There are multiple medications that can assist with anxiety. All of these medications have potential side-effects and risks and you should discuss all these in detail with your medical provider before agreeing to take anything. Your primary care provider can usually start you on these medications so it may not be necessary to see a psychiatrist.
We do not recommend the use of quick-acting anxiety medications such as benzodiazepines.
These medications may alleviate immediate symptoms but they are highly habit-forming and you will likely need more over time to get the same effect. They do not address underlying chemical imbalances that may lead to anxiety and as they leave the system, they can cause anxiety to feel worse than before. For the elderly and people with other health concerns, these medications may increase confusion and may cause falls and injuries.
Most doctors treat anxiety with antidepressant medication if they determine medication is necessary. If you struggle with anxiety and take and antidepressant, you may want to start with a very low dose and slowly increase it to avoid making anxiety worse.

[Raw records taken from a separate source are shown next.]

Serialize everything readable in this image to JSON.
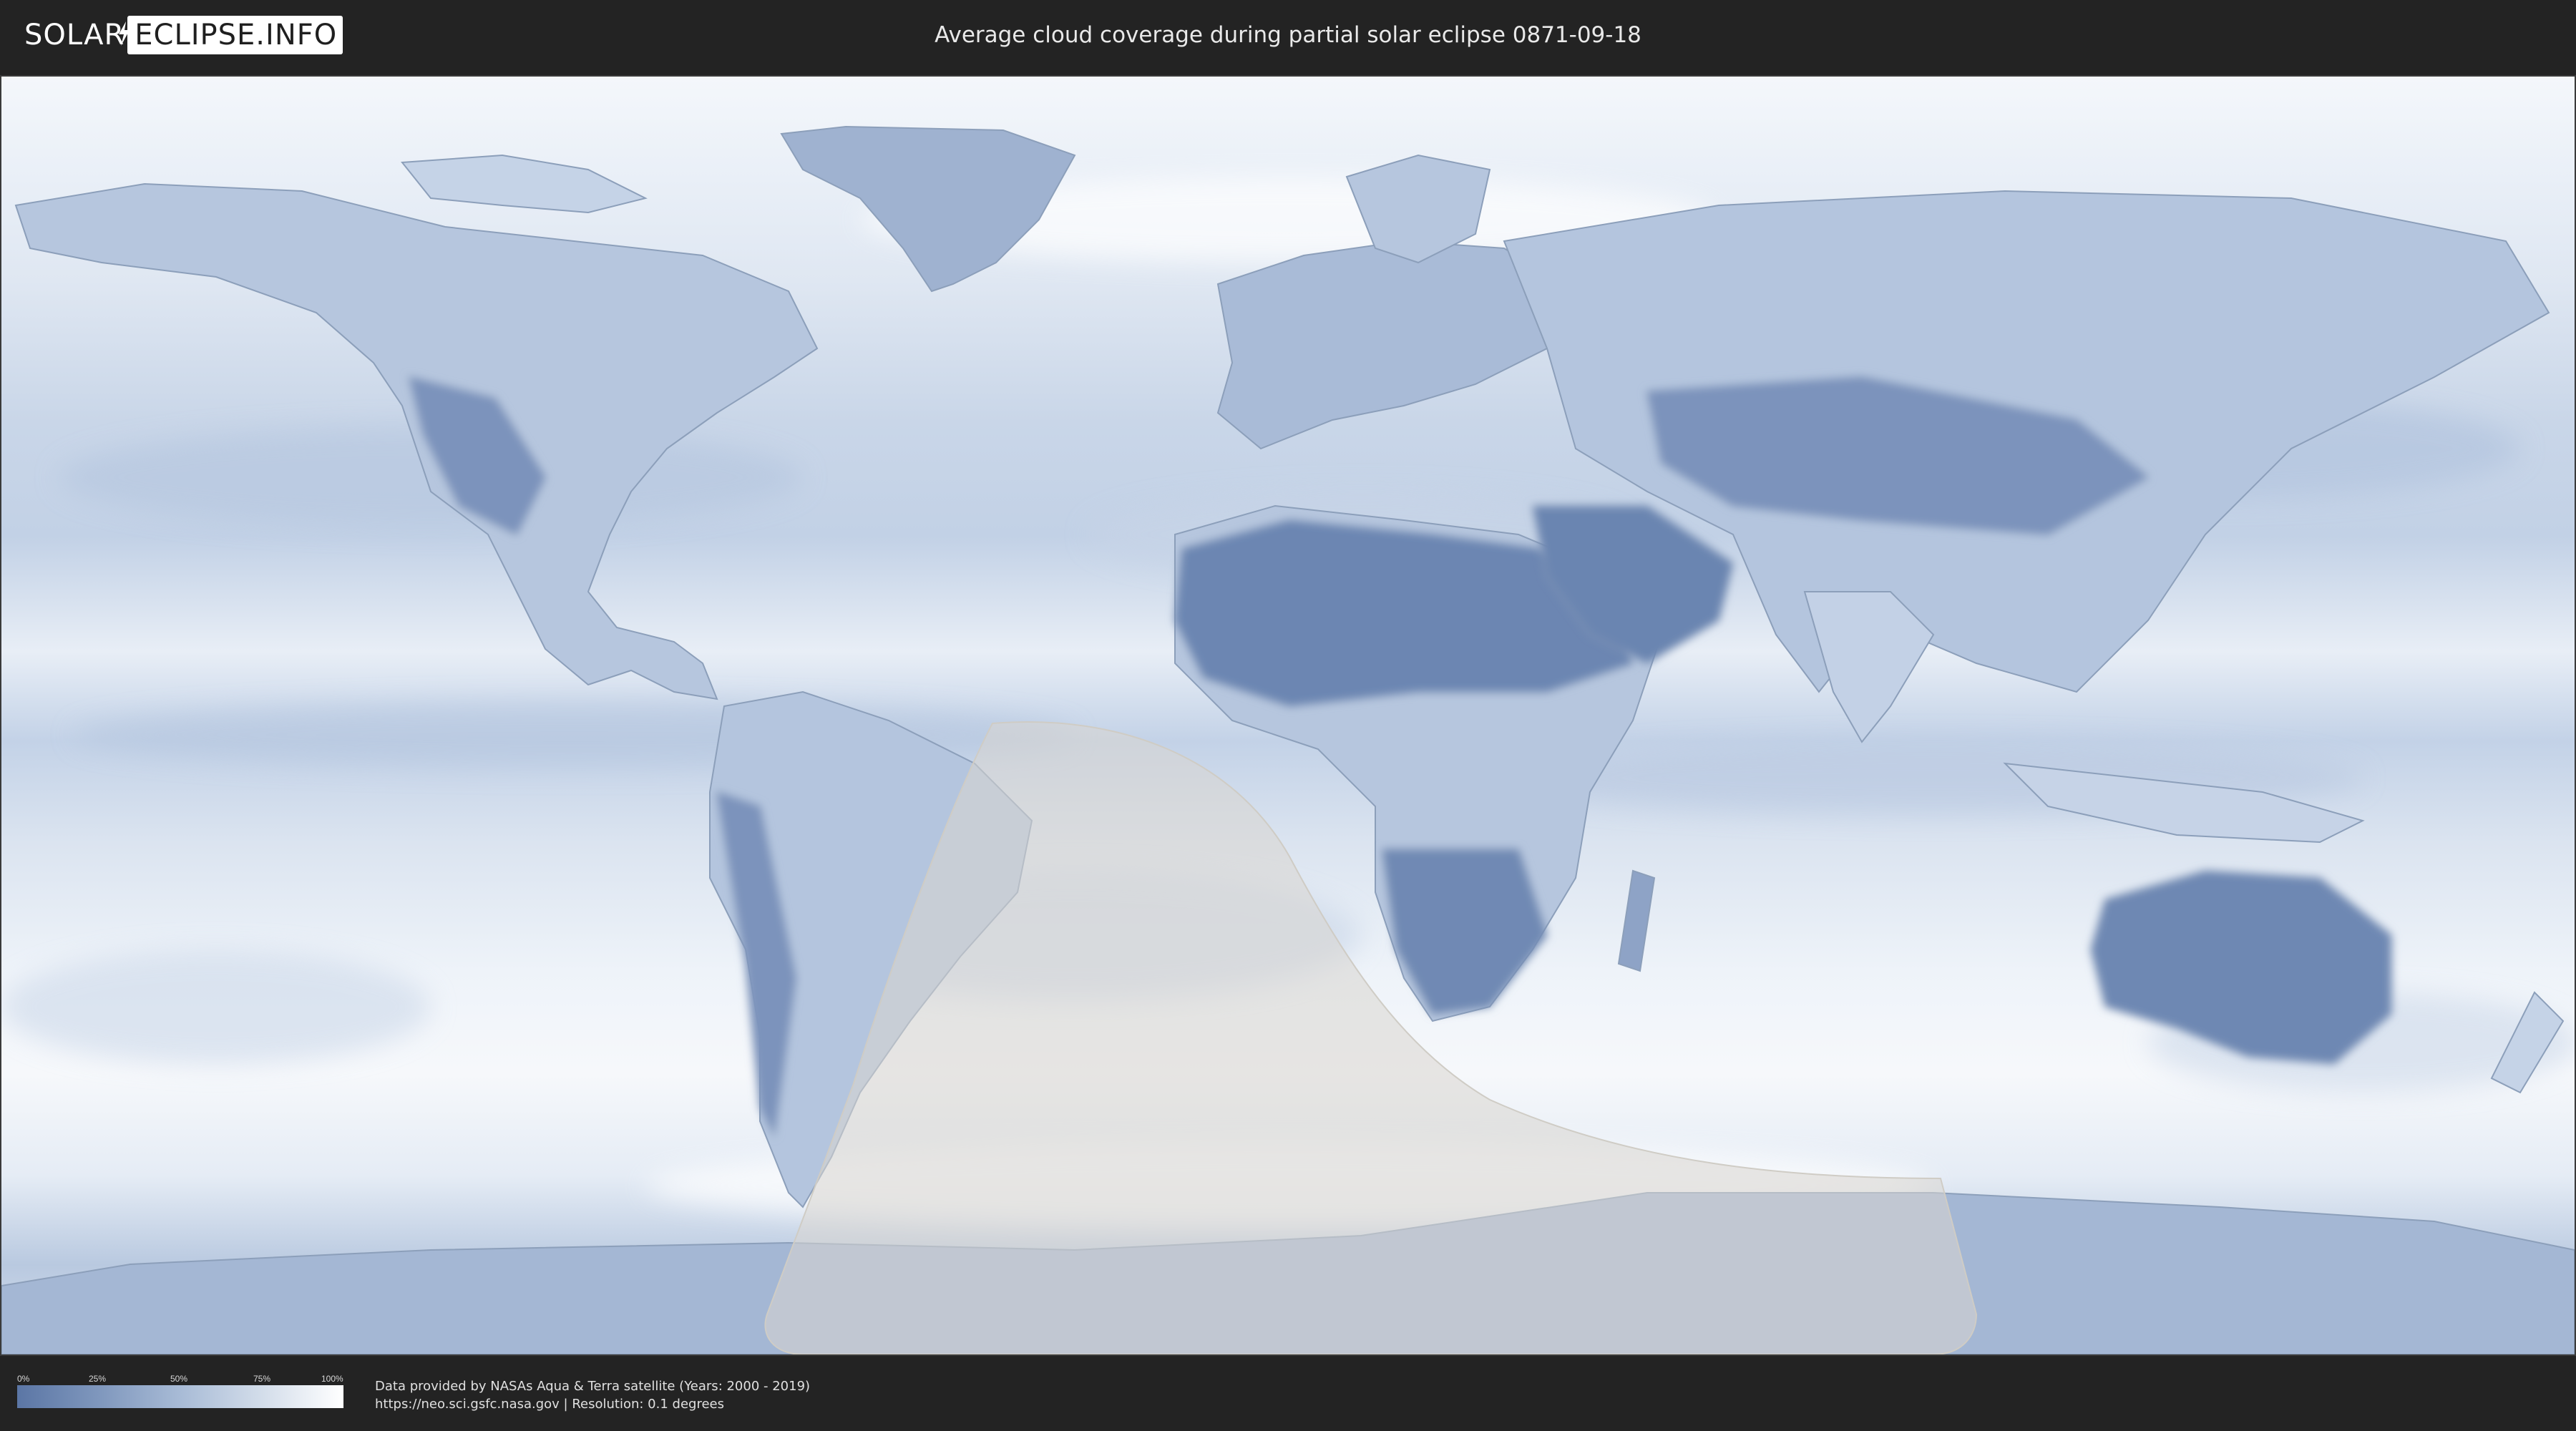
{
  "header": {
    "logo_left": "SOLAR",
    "logo_right": "ECLIPSE.INFO",
    "title": "Average cloud coverage during partial solar eclipse 0871-09-18"
  },
  "map": {
    "type": "world cloud-coverage map, equirectangular projection",
    "eclipse_visibility_region": "partial eclipse area over the South Atlantic, Southern Ocean and Antarctica",
    "colors": {
      "clear": "#5b76a5",
      "cloudy": "#ffffff",
      "eclipse_overlay": "#d9d6cf"
    }
  },
  "legend": {
    "ticks": [
      "0%",
      "25%",
      "50%",
      "75%",
      "100%"
    ],
    "colors": [
      "#5b76a5",
      "#7f97bd",
      "#a8bbd6",
      "#d3ddea",
      "#ffffff"
    ]
  },
  "footer": {
    "line1": "Data provided by NASAs Aqua & Terra satellite (Years: 2000 - 2019)",
    "line2": "https://neo.sci.gsfc.nasa.gov | Resolution: 0.1 degrees"
  }
}
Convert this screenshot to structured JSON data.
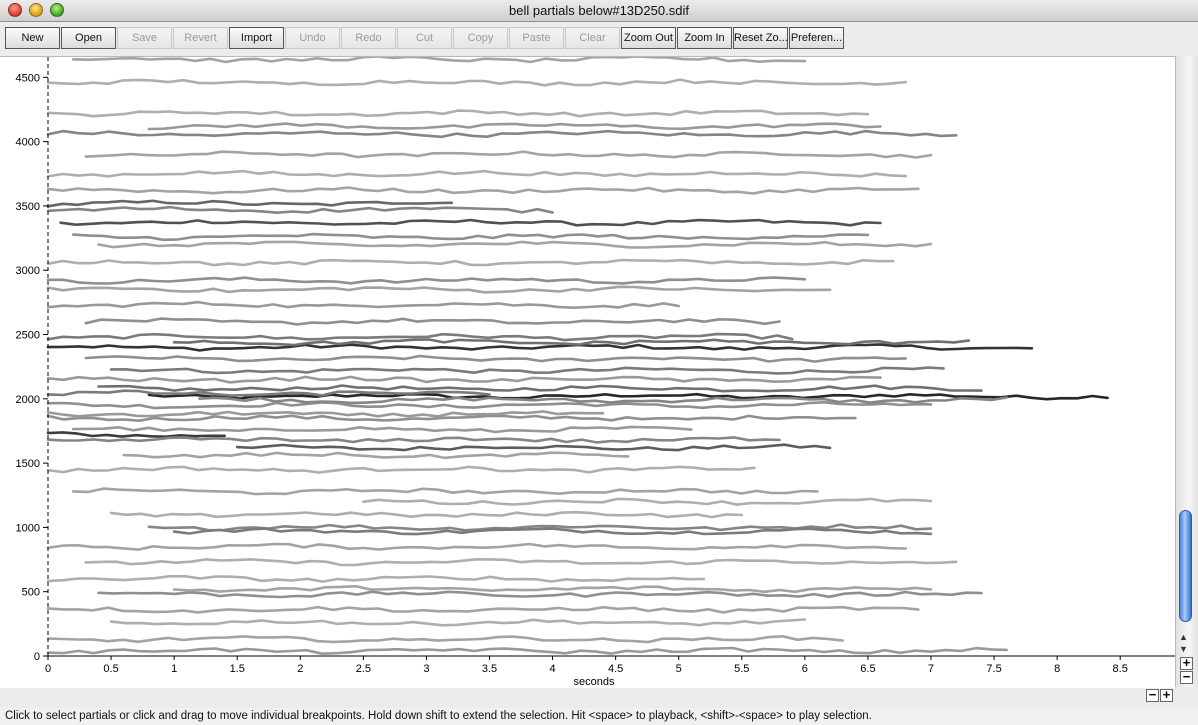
{
  "window": {
    "title": "bell partials below#13D250.sdif"
  },
  "toolbar": {
    "buttons": [
      {
        "label": "New",
        "enabled": true
      },
      {
        "label": "Open",
        "enabled": true
      },
      {
        "label": "Save",
        "enabled": false
      },
      {
        "label": "Revert",
        "enabled": false
      },
      {
        "label": "Import",
        "enabled": true
      },
      {
        "label": "Undo",
        "enabled": false
      },
      {
        "label": "Redo",
        "enabled": false
      },
      {
        "label": "Cut",
        "enabled": false
      },
      {
        "label": "Copy",
        "enabled": false
      },
      {
        "label": "Paste",
        "enabled": false
      },
      {
        "label": "Clear",
        "enabled": false
      },
      {
        "label": "Zoom Out",
        "enabled": true
      },
      {
        "label": "Zoom In",
        "enabled": true
      },
      {
        "label": "Reset Zo...",
        "enabled": true
      },
      {
        "label": "Preferen...",
        "enabled": true
      }
    ]
  },
  "plot": {
    "xlabel": "seconds",
    "xlim": [
      0,
      8.8
    ],
    "ylim": [
      0,
      4700
    ],
    "xticks": [
      "0",
      "0.5",
      "1",
      "1.5",
      "2",
      "2.5",
      "3",
      "3.5",
      "4",
      "4.5",
      "5",
      "5.5",
      "6",
      "6.5",
      "7",
      "7.5",
      "8",
      "8.5"
    ],
    "yticks": [
      "0",
      "500",
      "1000",
      "1500",
      "2000",
      "2500",
      "3000",
      "3500",
      "4000",
      "4500"
    ]
  },
  "chart_data": {
    "type": "line",
    "xlabel": "seconds",
    "ylabel": "",
    "xlim": [
      0,
      8.8
    ],
    "ylim": [
      0,
      4700
    ],
    "partials": [
      {
        "freq": 2020,
        "start": 0.8,
        "end": 8.4,
        "amp": 0.95
      },
      {
        "freq": 2400,
        "start": 0.0,
        "end": 7.8,
        "amp": 0.9
      },
      {
        "freq": 1720,
        "start": 0.0,
        "end": 1.4,
        "amp": 0.85
      },
      {
        "freq": 1620,
        "start": 1.5,
        "end": 6.2,
        "amp": 0.7
      },
      {
        "freq": 3370,
        "start": 0.1,
        "end": 6.6,
        "amp": 0.75
      },
      {
        "freq": 3520,
        "start": 0.0,
        "end": 3.2,
        "amp": 0.65
      },
      {
        "freq": 2220,
        "start": 0.5,
        "end": 7.1,
        "amp": 0.55
      },
      {
        "freq": 2080,
        "start": 0.4,
        "end": 7.4,
        "amp": 0.6
      },
      {
        "freq": 1950,
        "start": 0.0,
        "end": 7.0,
        "amp": 0.45
      },
      {
        "freq": 1850,
        "start": 0.0,
        "end": 6.4,
        "amp": 0.45
      },
      {
        "freq": 1990,
        "start": 1.2,
        "end": 7.6,
        "amp": 0.5
      },
      {
        "freq": 2480,
        "start": 0.0,
        "end": 5.9,
        "amp": 0.55
      },
      {
        "freq": 2310,
        "start": 0.3,
        "end": 6.8,
        "amp": 0.45
      },
      {
        "freq": 1760,
        "start": 0.2,
        "end": 5.1,
        "amp": 0.4
      },
      {
        "freq": 1000,
        "start": 0.8,
        "end": 7.0,
        "amp": 0.5
      },
      {
        "freq": 970,
        "start": 1.0,
        "end": 7.0,
        "amp": 0.55
      },
      {
        "freq": 2920,
        "start": 0.0,
        "end": 6.0,
        "amp": 0.45
      },
      {
        "freq": 2730,
        "start": 0.0,
        "end": 5.0,
        "amp": 0.4
      },
      {
        "freq": 2600,
        "start": 0.3,
        "end": 5.8,
        "amp": 0.45
      },
      {
        "freq": 2850,
        "start": 0.0,
        "end": 6.2,
        "amp": 0.35
      },
      {
        "freq": 4060,
        "start": 0.0,
        "end": 7.2,
        "amp": 0.5
      },
      {
        "freq": 4120,
        "start": 0.8,
        "end": 6.6,
        "amp": 0.4
      },
      {
        "freq": 3900,
        "start": 0.3,
        "end": 7.0,
        "amp": 0.35
      },
      {
        "freq": 4220,
        "start": 0.0,
        "end": 6.5,
        "amp": 0.3
      },
      {
        "freq": 4460,
        "start": 0.0,
        "end": 6.8,
        "amp": 0.3
      },
      {
        "freq": 4640,
        "start": 0.2,
        "end": 6.0,
        "amp": 0.35
      },
      {
        "freq": 3620,
        "start": 0.0,
        "end": 6.9,
        "amp": 0.35
      },
      {
        "freq": 3260,
        "start": 0.2,
        "end": 6.5,
        "amp": 0.45
      },
      {
        "freq": 3200,
        "start": 0.4,
        "end": 7.0,
        "amp": 0.35
      },
      {
        "freq": 3750,
        "start": 0.0,
        "end": 6.8,
        "amp": 0.3
      },
      {
        "freq": 1450,
        "start": 0.0,
        "end": 5.6,
        "amp": 0.3
      },
      {
        "freq": 1280,
        "start": 0.2,
        "end": 6.1,
        "amp": 0.35
      },
      {
        "freq": 1200,
        "start": 2.5,
        "end": 7.0,
        "amp": 0.3
      },
      {
        "freq": 1100,
        "start": 0.5,
        "end": 5.5,
        "amp": 0.3
      },
      {
        "freq": 850,
        "start": 0.0,
        "end": 6.8,
        "amp": 0.35
      },
      {
        "freq": 730,
        "start": 0.3,
        "end": 7.2,
        "amp": 0.3
      },
      {
        "freq": 600,
        "start": 0.0,
        "end": 5.2,
        "amp": 0.3
      },
      {
        "freq": 480,
        "start": 0.4,
        "end": 7.4,
        "amp": 0.45
      },
      {
        "freq": 520,
        "start": 1.0,
        "end": 7.0,
        "amp": 0.35
      },
      {
        "freq": 360,
        "start": 0.0,
        "end": 6.9,
        "amp": 0.35
      },
      {
        "freq": 260,
        "start": 0.5,
        "end": 6.0,
        "amp": 0.3
      },
      {
        "freq": 130,
        "start": 0.0,
        "end": 6.3,
        "amp": 0.35
      },
      {
        "freq": 40,
        "start": 0.0,
        "end": 7.6,
        "amp": 0.4
      },
      {
        "freq": 3470,
        "start": 0.0,
        "end": 4.0,
        "amp": 0.5
      },
      {
        "freq": 3060,
        "start": 0.0,
        "end": 6.7,
        "amp": 0.3
      },
      {
        "freq": 2150,
        "start": 0.0,
        "end": 6.6,
        "amp": 0.4
      },
      {
        "freq": 1560,
        "start": 0.6,
        "end": 4.6,
        "amp": 0.35
      },
      {
        "freq": 1880,
        "start": 0.0,
        "end": 4.4,
        "amp": 0.4
      },
      {
        "freq": 1680,
        "start": 0.0,
        "end": 5.8,
        "amp": 0.5
      },
      {
        "freq": 2440,
        "start": 1.0,
        "end": 7.3,
        "amp": 0.6
      },
      {
        "freq": 2040,
        "start": 0.0,
        "end": 3.5,
        "amp": 0.55
      }
    ]
  },
  "statusbar": {
    "text": "Click to select partials or click and drag to move individual breakpoints. Hold down shift to extend the selection. Hit <space> to playback, <shift>-<space> to play selection."
  },
  "controls": {
    "zoom_in_symbol": "+",
    "zoom_out_symbol": "−"
  }
}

Most antidepressants take 4-6 weeks to take effect. Pay attention to any differences in your mood and report them to your doctor. Monitor changes monthly using the GAD-7. This is a great tool to catch small improvements so you and your doctor know if the medication is working. You may need to change your dose several times before it is right and you might even have to try several medications before you find the right one for you. Be patient. You’re worth the effort.